Computer viruses are nasty pieces of coding designed to wreak havoc on unwilling participants. Over the years, these viruses have evolved into catastrophic cyber events that have caused hundreds of billions of dollars in damages and severely disrupted life around the world.
Most people believe that all cyber intrusions and attacks are the result of viruses. This is not the case. They are all “malware,” which is short for “malicious software.” Viruses are actually just one type of malware, in addition to worms, Trojan horses, spyware, ransomware and adware. However, for the sake of this list, we have included all forms of malware to bring you the most devastatingly dangerous “viruses” of all-time:
MyDoom is considered the most devastating computer virus of the modern age. It first surfaced in 2004 and was technically a worm that affected the Windows operating system. The worm was spread through email in an attachment. The title of the email was: “andy, I’m just doing my job, nothing personal, sorry.”
Nobody knew who Andy was, but it certainly piqued the curiosity of those who received the email. Initially, the attack was aimed at large tech companies such as SCO. However, it spread so fast that it infected over 16% of emails worldwide.
At first, it was believed that the creator of this worm was from Russia. Unfortunately, the creator was never identified. Although the main attack ended in February 2004, MyDoom versions popped up a few more times over the next few years. In the end, “Andy” and the MyDoom attack caused over $38 billion in damages.

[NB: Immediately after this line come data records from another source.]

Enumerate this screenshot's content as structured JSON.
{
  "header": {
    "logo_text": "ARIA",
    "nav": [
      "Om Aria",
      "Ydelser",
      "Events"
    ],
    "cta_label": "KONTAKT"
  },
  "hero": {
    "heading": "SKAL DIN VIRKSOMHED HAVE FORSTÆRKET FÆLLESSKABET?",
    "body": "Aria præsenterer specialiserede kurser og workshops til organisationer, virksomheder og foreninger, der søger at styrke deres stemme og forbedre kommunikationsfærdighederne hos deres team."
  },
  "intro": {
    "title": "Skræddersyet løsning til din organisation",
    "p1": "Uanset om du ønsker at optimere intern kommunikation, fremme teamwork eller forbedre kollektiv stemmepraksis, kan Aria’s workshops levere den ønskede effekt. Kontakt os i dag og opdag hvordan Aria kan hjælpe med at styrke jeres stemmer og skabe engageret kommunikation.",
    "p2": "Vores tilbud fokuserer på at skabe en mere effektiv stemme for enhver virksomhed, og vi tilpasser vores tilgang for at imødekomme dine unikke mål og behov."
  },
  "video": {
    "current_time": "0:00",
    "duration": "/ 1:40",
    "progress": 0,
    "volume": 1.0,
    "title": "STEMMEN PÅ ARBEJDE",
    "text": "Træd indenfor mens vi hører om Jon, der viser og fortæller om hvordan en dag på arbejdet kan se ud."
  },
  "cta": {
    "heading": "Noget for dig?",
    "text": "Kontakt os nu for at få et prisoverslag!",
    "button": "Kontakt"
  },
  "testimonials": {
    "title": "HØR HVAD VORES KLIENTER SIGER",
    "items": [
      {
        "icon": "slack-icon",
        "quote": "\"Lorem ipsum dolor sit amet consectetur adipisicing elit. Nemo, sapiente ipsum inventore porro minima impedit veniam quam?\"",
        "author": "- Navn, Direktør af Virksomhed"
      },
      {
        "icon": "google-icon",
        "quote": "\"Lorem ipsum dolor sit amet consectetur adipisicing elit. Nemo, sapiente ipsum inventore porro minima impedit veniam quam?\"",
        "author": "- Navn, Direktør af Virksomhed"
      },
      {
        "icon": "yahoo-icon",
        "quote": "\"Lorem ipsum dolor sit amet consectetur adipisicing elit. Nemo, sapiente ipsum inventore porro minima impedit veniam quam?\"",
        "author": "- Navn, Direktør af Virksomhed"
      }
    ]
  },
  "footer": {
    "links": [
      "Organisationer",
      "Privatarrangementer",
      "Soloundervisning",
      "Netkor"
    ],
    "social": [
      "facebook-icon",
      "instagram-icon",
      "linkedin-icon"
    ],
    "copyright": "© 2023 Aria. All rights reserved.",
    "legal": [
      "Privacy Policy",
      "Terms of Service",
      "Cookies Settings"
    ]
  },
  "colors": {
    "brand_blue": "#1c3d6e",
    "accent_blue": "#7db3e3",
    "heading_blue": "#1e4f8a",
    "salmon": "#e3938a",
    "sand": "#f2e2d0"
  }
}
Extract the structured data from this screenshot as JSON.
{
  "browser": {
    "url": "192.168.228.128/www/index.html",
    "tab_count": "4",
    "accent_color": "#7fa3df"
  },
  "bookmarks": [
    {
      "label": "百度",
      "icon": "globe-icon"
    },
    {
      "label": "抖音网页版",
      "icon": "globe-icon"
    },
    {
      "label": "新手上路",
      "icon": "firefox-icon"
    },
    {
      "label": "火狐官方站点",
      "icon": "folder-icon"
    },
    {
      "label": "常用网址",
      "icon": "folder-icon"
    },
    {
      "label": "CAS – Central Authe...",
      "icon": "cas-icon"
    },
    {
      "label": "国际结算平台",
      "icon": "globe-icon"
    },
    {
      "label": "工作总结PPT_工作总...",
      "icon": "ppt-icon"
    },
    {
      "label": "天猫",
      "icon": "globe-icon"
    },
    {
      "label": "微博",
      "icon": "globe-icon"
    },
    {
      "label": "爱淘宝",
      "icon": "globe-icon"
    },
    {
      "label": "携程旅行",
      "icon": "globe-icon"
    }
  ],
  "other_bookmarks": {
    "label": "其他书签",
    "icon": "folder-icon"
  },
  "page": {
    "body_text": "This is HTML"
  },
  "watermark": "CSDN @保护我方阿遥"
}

MyDoom might be the most devastating malware attack ever, but ILOVEYOU is probably the most well-known attack. In 2000, this worm was unleashed on the Internet in the form of an email that said “I love you.”
In the email, there was an attachment file “Love-Letter-For-You.TXT.vbs.” Once an individual clicked on the attachment, the worm was downloaded and began attacking the person’s computer. It would overwrite files and hide them so that users could not find them or see the worm. ILOVEYOU would then hijack the person’s email address book and send out emails with the infected file. Within two weeks, an estimated 10% of Internet users around the world had been affected.
The Pentagon, CIA, and British Parliament all shut down their email systems to avoid any potential attacks. In the end, this global attack caused over $15 billion in damages and earned the Guinness World Record for being the most virulent virus of all-time. Well, until MyDoom came out four years later.
Two Filipino programmers Onel de Guzman and Reonel Ramones were identified as the creators of this virus. However, since malware was relatively unknown in 2000, and there were no laws at the time, the two were set free.
3. Sasser and Netsky
MyDoom inspired a 17-year old German student Sven Jaschan to create two worms with the hopes that his coding could spread faster than the devastating MyDoom attack. Since most of the cyber world was focusing on MyDoom at the time, the Sasser and Netsky worms went undetected at first and spread rapidly.
Jaschan’s worms were released on his birthday April 26, 2004. They often were combined together through emails to inflict maximum damage. And, that is exactly what they did. Although the Netsky worm was more viral, it was the Sasser worm that caused the most damage. In fact, one-third of post offices in Taiwan were closed, banks were shut down, and flights across the globe were cancelled. When it was all said and done, over $31 billion dollars of damage was done.
Sven was given a 21-month suspended sentence, which the German court turned into probation and community service. It was ruled that since Sven was only 17 when he created the code, he would not be tried as an adult.
Slammer might not have had the global impact that others on this list did, but it certainly holds the unofficial record for being the fastest worm to hit the internet. Slammer appeared in late-January of 2005, and caused most of its damage within the first 15 minutes. By time it was addressed, Slammer had caused over $1 billion dollars in damages and attacked some of the world’s most important internet servers.
During the peak of Slammer’s chaos, Bank of America ATMs crashed, 911 services were down in different areas, flights were being cancelled all around the globe, and over 27 million people in South Korea did not have cell phone or internet service. Portugal saw 300,000 cable modems go dark and panic had spread almost as quickly as Slammer did. Unfortunately, the developer was never identified.
Slammer changed the way companies protected their Internet servers. Although it was small in size, this worm was a sophisticated piece of coding that brought the Internet to a standstill for nearly 15 minutes.
Conficker infected roughly 9 million computers across the globe in 2008, causing over $9 billion dollars in damages. It did not discriminate against anyone as the worm attacked individuals, businesses and governments. Conficker was designed to attack the Windows operating system by exploiting network vulnerabilities. It basically held computers hostage and blocked them from updates, antivirus programs, and other key functions. From there, Conficker would use the person’s own computer as a means to steal or scam money from them. To this day, the author of Conficker remains unknown.